The economy is, overall, just terrible. It’s like watching a horror movie every night on the evening news. But there are some sectors that are still doing well, wireless being one of them. That’s because wireless is no longer just an option but, instead, a necessity. Companies-including wireless cellular operators-should be investing in wireless services during these difficult economic times.
Here’s what I think each industry sector should do-from wireless cellular operators to large enterprises, all the way down to small businesses and individual service professionals. First, let me start with wireless cellular operators.
This is an Open Letter to the CEOs of all wireless cellular operators in the United States, including AT&T Wireless, Verizon Wireless, Sprint, T-Mobile and Metro PCS:
These are difficult economic times. Fortunately, the wireless industry is weathering the storm better than many other industries. I would like to call on the wireless industry to do their fair part to help all those who are in a tough economic bind, either because they lost their job or home (or, horrors, both).
If these people already have a wireless plan, I’d recommend the wireless operator provide free service to such unfortunate people for up to a year, or until such time that they get employed. Put protections in place so that people don’t take advantage of the program. And, if they don’t have a phone, let them get basic cellular service while unemployed that converts to a paid plan when they get a new job.
I hope the CTIA and other trade organizations will support such a program. It’s a good idea because:
1. It’s altruistic. It helps the wireless industry get more subscribers and keep those that have a temporary problem.
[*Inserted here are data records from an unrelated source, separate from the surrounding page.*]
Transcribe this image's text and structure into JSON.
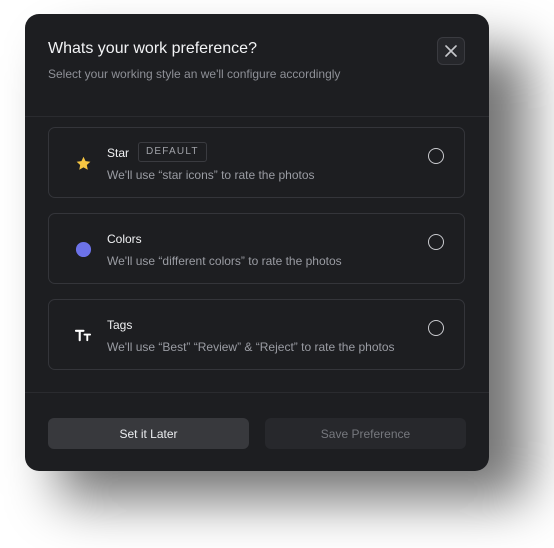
{
  "dialog": {
    "title": "Whats your work preference?",
    "subtitle": "Select your working style an we'll configure accordingly"
  },
  "options": [
    {
      "title": "Star",
      "badge": "DEFAULT",
      "description": "We'll use “star icons” to rate the photos",
      "icon": "star-icon",
      "icon_color": "#f5c542",
      "selected": false
    },
    {
      "title": "Colors",
      "description": "We'll use “different colors” to rate the photos",
      "icon": "color-dot-icon",
      "icon_color": "#6c72e8",
      "selected": false
    },
    {
      "title": "Tags",
      "description": "We'll use “Best” “Review” & “Reject” to rate the photos",
      "icon": "text-tag-icon",
      "icon_color": "#ffffff",
      "selected": false
    }
  ],
  "footer": {
    "secondary_label": "Set it Later",
    "primary_label": "Save Preference"
  },
  "colors": {
    "dialog_bg": "#1d1e21",
    "border": "#34353a",
    "star": "#f5c542",
    "colors_dot": "#6c72e8"
  }
}
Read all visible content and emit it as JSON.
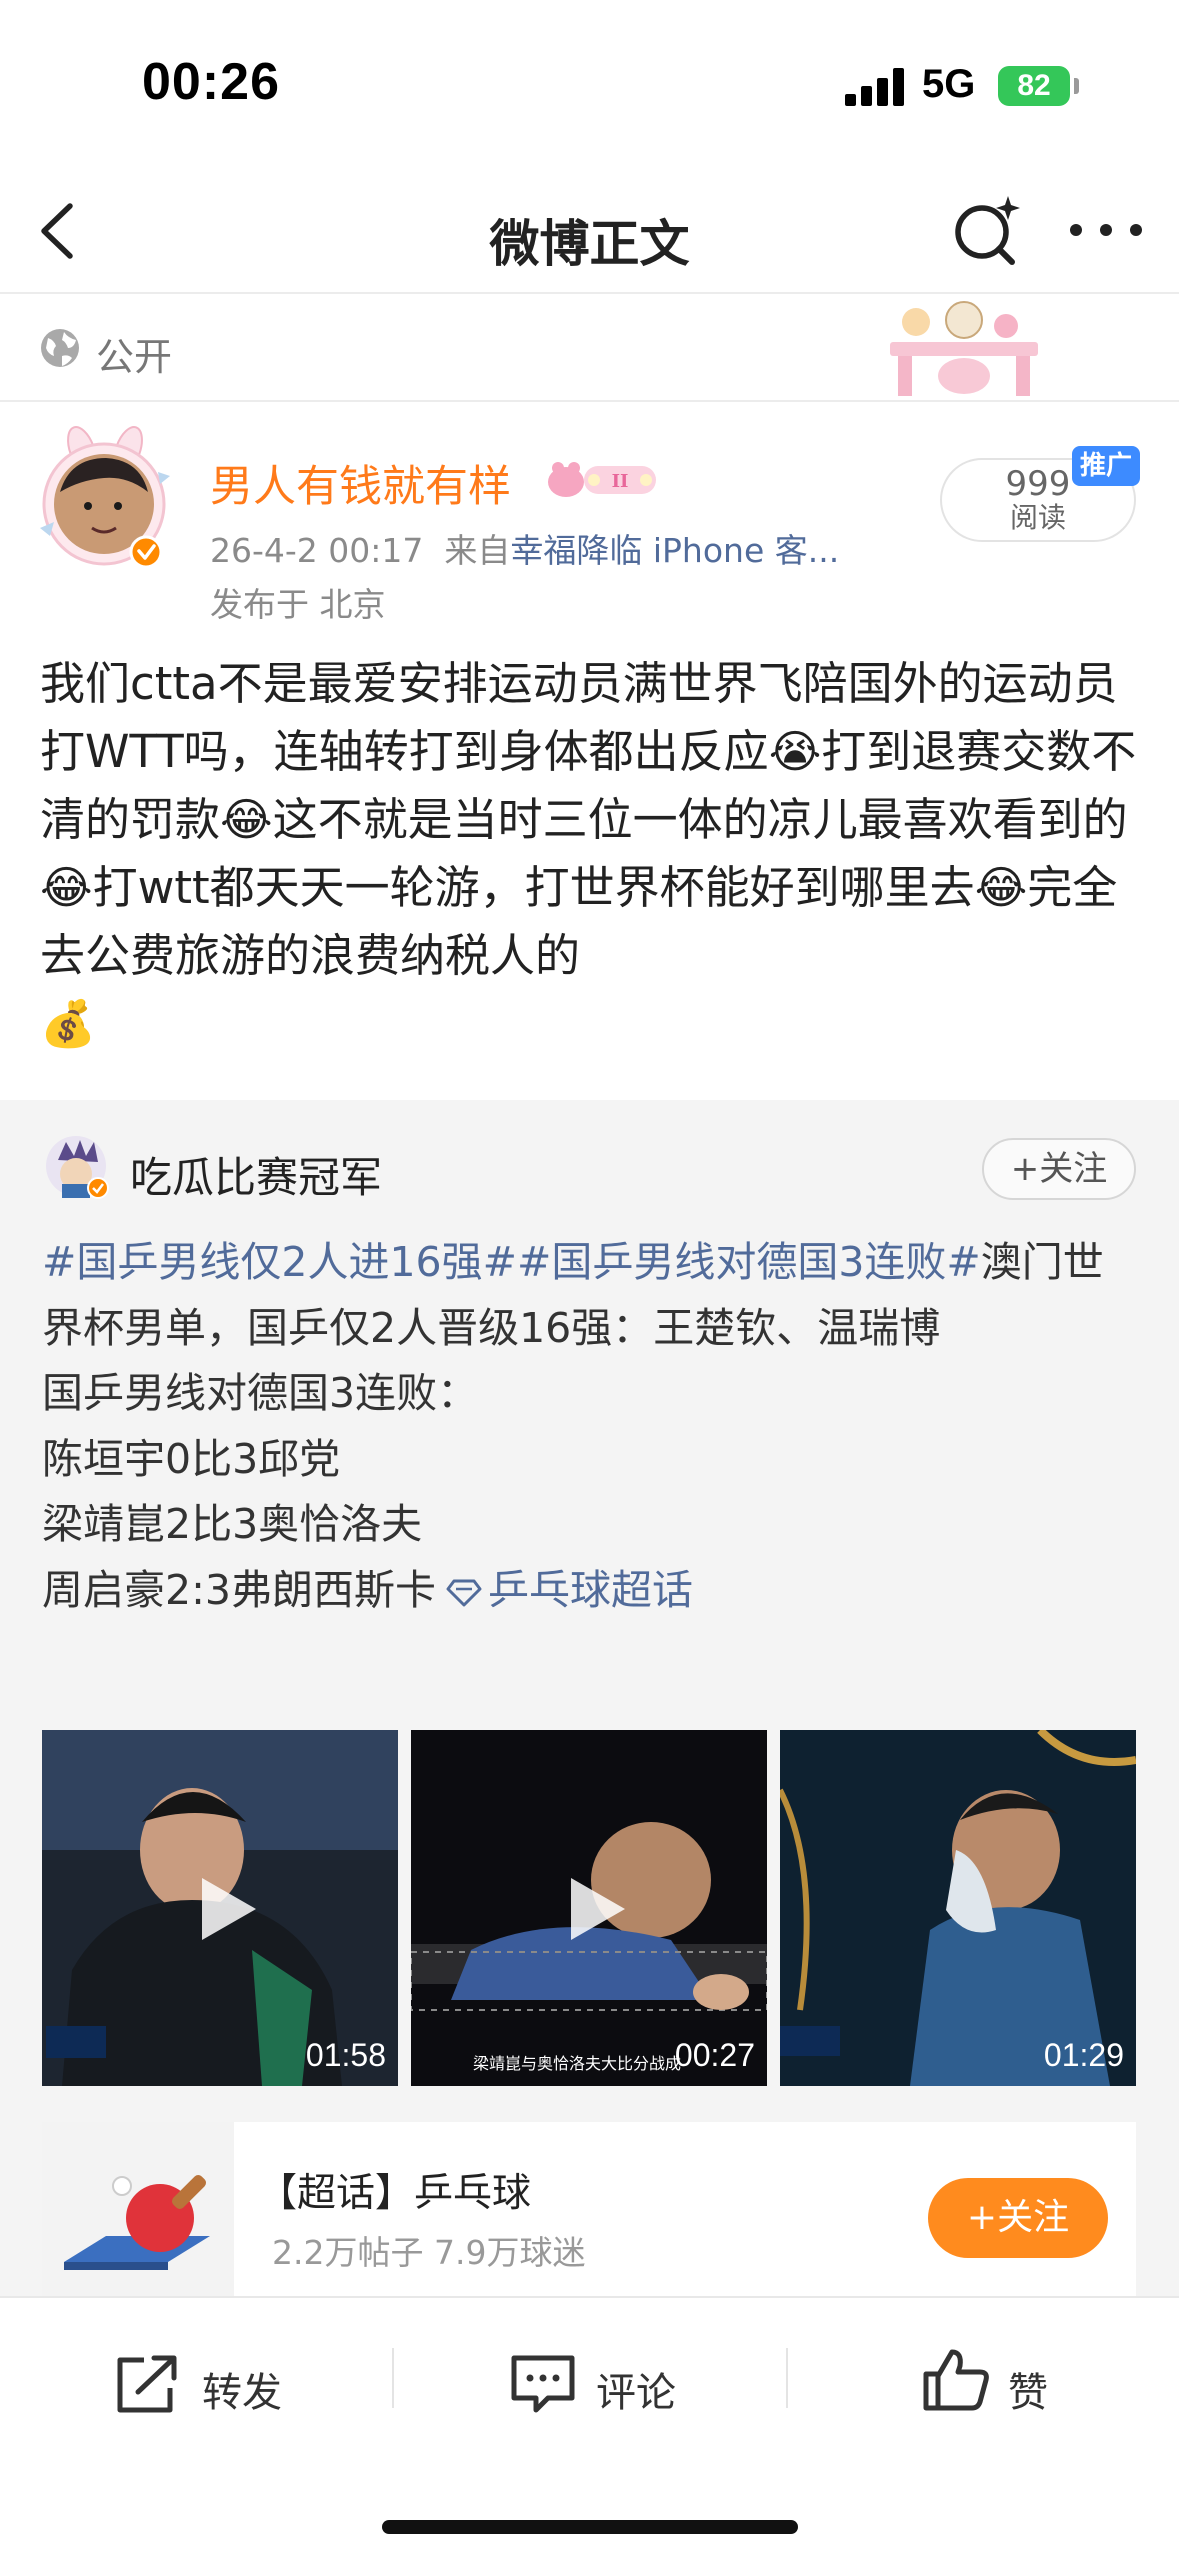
{
  "status_bar": {
    "time": "00:26",
    "network": "5G",
    "battery": "82"
  },
  "nav": {
    "title": "微博正文"
  },
  "visibility": {
    "label": "公开"
  },
  "post": {
    "author": "男人有钱就有样",
    "meta_time": "26-4-2 00:17",
    "meta_from": "来自",
    "meta_source": "幸福降临 iPhone 客...",
    "location": "发布于 北京",
    "read_count": "999",
    "read_label": "阅读",
    "promo_tag": "推广",
    "body_parts": {
      "p1": "我们ctta不是最爱安排运动员满世界飞陪国外的运动员打WTT吗，连轴转打到身体都出反应",
      "e1": "😭",
      "p2": "打到退赛交数不清的罚款",
      "e2": "😂",
      "p3": "这不就是当时三位一体的凉儿最喜欢看到的",
      "e3": "😂",
      "p4": "打wtt都天天一轮游，打世界杯能好到哪里去",
      "e4": "😂",
      "p5": "完全去公费旅游的浪费纳税人的",
      "e5": "💰"
    }
  },
  "repost": {
    "author": "吃瓜比赛冠军",
    "follow_label": "+关注",
    "topic1": "#国乒男线仅2人进16强#",
    "topic2": "#国乒男线对德国3连败#",
    "line1_rest": "澳门世界杯男单，国乒仅2人晋级16强：王楚钦、温瑞博",
    "line2": "国乒男线对德国3连败：",
    "line3": "陈垣宇0比3邱党",
    "line4": "梁靖崑2比3奥恰洛夫",
    "line5": "周启豪2:3弗朗西斯卡",
    "supertopic_link": "乒乓球超话",
    "videos": [
      {
        "duration": "01:58"
      },
      {
        "duration": "00:27",
        "caption": "梁靖崑与奥恰洛夫大比分战成"
      },
      {
        "duration": "01:29"
      }
    ],
    "super_card": {
      "title": "【超话】乒乓球",
      "stats": "2.2万帖子 7.9万球迷",
      "follow_label": "+关注"
    }
  },
  "actions": {
    "repost": "转发",
    "comment": "评论",
    "like": "赞"
  },
  "colors": {
    "accent_orange": "#ff8b1e",
    "link_blue": "#516b9a",
    "author_orange": "#ff7a1a",
    "battery_green": "#34c759"
  }
}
2. It would generate lifetime customer loyalty. The individual will likely be very thankful and want to stay with the wireless operator.
3. It could be promoted as a differentiator (if it’s not picked up by every operator).
4. It could generate goodwill for the industry.
That’s the end of my Open Letter to the CEOs of all wireless cellular operators in the United States. Now, let’s address the other parts of the economy, starting with large enterprises.
How Mobile and Wireless Can Benefit All Companies
How mobile and wireless can benefit all companies
If you work in a large enterprise, then you are trying to get more done with less people. The company is in higher competition to get orders from a small pool of business that’s available. By having enterprise IT invest in mobile and wireless technology, they are providing management, marketing, sales and everyone else with the tools to get more business done in less time and less resources than if mobile handhelds and wireless communications were not implemented.
And, large enterprises need to make it easier for their customers to interact with them-whether it’s a request for information or, if in retail, to order a product. Large organizations need to invest in mobile and wireless so potential customers can use either the Internet or mobile phone to place orders. Large enterprises need to provide positive-and convenient-ways for their employees to serve customers and help grow the economy.
Now, let’s talk about small businesses and service professionals. Small businesses have a slightly different issue, as the owner is the one likely making the decision on what to do. This is also true for service professionals such as consultants, realtors, insurance salespeople and other service professionals. The small group can move fast, buy the mobile and wireless solutions they want, and become very responsive.
Likely, most people today already have a notebook computer and cell phone. What’s different in slow economic times is that everyone has to get more aggressive to find business. Small businesses and service professionals have to spend more time hunting down new clients and customers. That may include doing a search while mobile rather than at the desktop. Or it may require you to answer an e-mail in your phone or to get an e-mail device so you can respond as fast as possible to someone who is considering you versus someone else for a new contract. Or it may justify your adding a cellular data card to your notebook so you can communicate when you’re just about anywhere outside-instead of just in the office, the airport or coffee shop.
If I worked in a wireless operator, owned a business, was a service professional or worked in enterprise IT in a major organization, I’d be asking myself, “What can I do to best help deal with these tough economic times?” Certainly, you’d think about all the new ways to generate new customers and revenue. In order for you to accomplish that, you will soon realize that you’ll need to get the technologies in place that will help you succeed in these challenging times. And this results in your investing in mobile and wireless communications. And, if you work for a wireless operator, I’d also think in terms of how to help those who have met with (hopefully temporary) financial difficulty.
I think all of us anticipate that President-elect Barak Obama is going to do things that will help the economy. The mobile and wireless communications industry should be a leader in helping affect improvement and positive change.
For more than 16 years, Dr. Purdy has been consulting, speaking, researching, networking, writing and developing state-of-the-art concepts that challenge people’s mind-sets, and developing new ways of thinking and forecasting in the mobile computing and wireless data arenas. Often quoted, his ideas and opinions are followed closely by thought leaders in the mobile & wireless industry. He has a Ph.D. in Computer Science from Stanford University. He can be reached at [email protected].